    • Some multigrade teachers may teach two grades, but some teach three or four grades. In very small schools, teachers may teach six or seven grades at the same time under one roof. In the traditional single-grade teaching, or monograde as it is sometimes called, the teacher teaches only one grade.
    • The learners in each grade are usually of the same age but may differ in abilities.
  • 3. Factors Contributing to the establishment of Multigrade Teaching.
    • Cultural factors
    • Socio-economic factors
    • Benefits of multigrade teaching
    • Richer learning environment
    • Greater community involvement.
    • Development of health competition
    • Greater understanding between learners and educators.
  • 4. Multigrade teaching in the classroom .
  • 5. Challenges of Multigrade Teaching and ways to overcome them. Planning can be very time consuming. Stakeholders may have reservations about multigrade teaching. Physical conditions may be unattractive. Some classrooms are very small and overcrowded. Few materials are available for multigrade teaching. Isolation of teachers may lead to frustration.
  • 6. Challenges of Multigrade Teaching and ways to overcome them.
    • The curriculum
    • Planning for delivery
    • Attitude
    • Isolation Due to the Geographical Location
    • Disadvantaged Local Environment
    • Learners at different learning levels
    • Teacher frustration
    • The physical space
  • 7. Teacher support for Multigrade Teaching
    • Self-directed professional growth or development should be encouraged by providing distance education material at resource centers.
    • Materials should be given to small schools.
    • Education officers should visit these small schools regularly, not to inspect but to advise.
    • Teachers who have taught at multigrade schools should be considered for promotion.
  • 8. Teacher support for Multigrade Teaching
    • Community Support

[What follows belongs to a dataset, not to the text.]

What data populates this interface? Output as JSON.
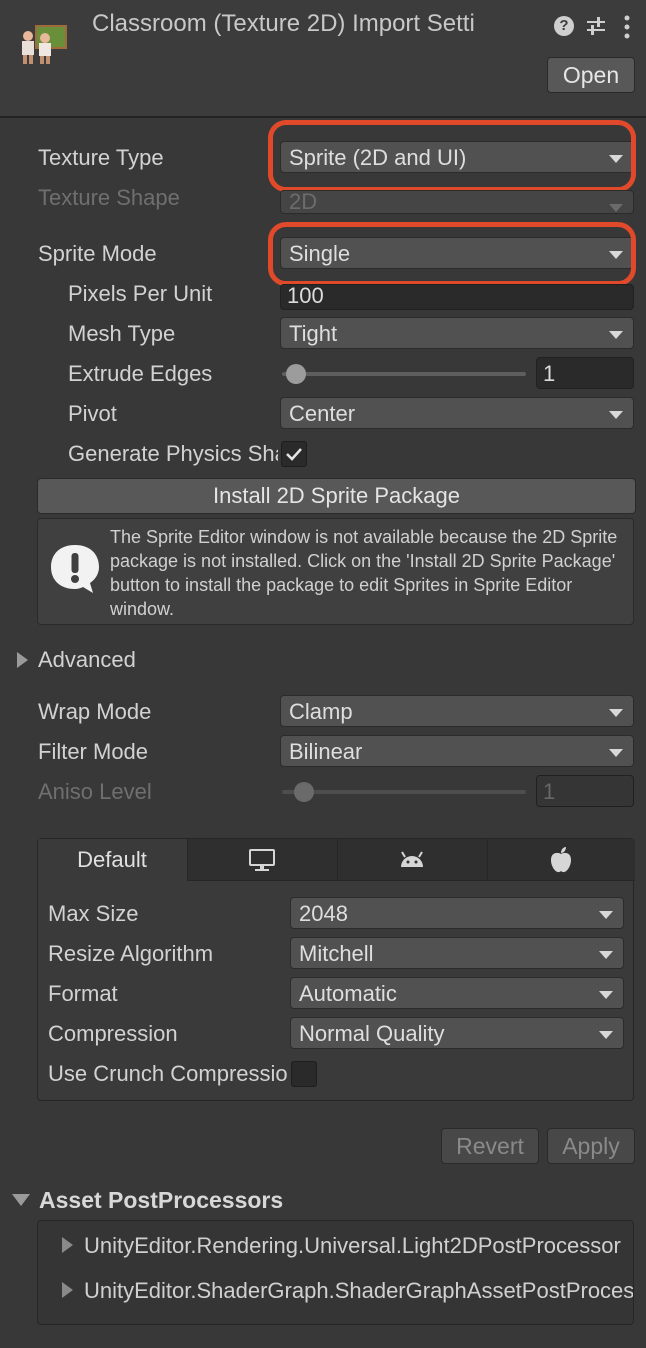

    • The school is part of the community and the school is established to serve the children of the community. Some parents in the community may not have had much schooling, but they have experience, and many have skills that can be relevant to the school curriculum.
  • 9. Teacher support for Multigrade Teaching
    • Organize parent-teacher meetings (PTM).
    • Discuss with the community when and how it can help.
    • Establish good relationships and be willing to cooperate with parents and the entire community.
    • Ask the community to identify the parents who are capable and willing to help.
    • Recognize that parents have their own work. Do not always expect them to be available when you need them. Plan ahead. Develop a good communication system. Remind those who promised to help.
    • Always make arrangements in advance if you need the community’s help.
    • Allow parents to have access to the school facilities. For example, they may want to use the school for a meeting or to hold church services.
    • Show appreciation and encouragement. Always thank parents for their help.
  • 10. Teacher support for Multigrade Teaching
    • Resources
    • adequate classroom space,
    • portable chalkboard,
    • printed materials,
    • classroom library or reading corner,
    • electronic resources, and
    • other instructional resources.
    • Space
    • Multigrade teaching requires spacious classrooms so that learners can move and interact freely without disturbing one another. The classroom should be protected from wind and rain. When the weather is suitable, learners can also be taught outside the classroom.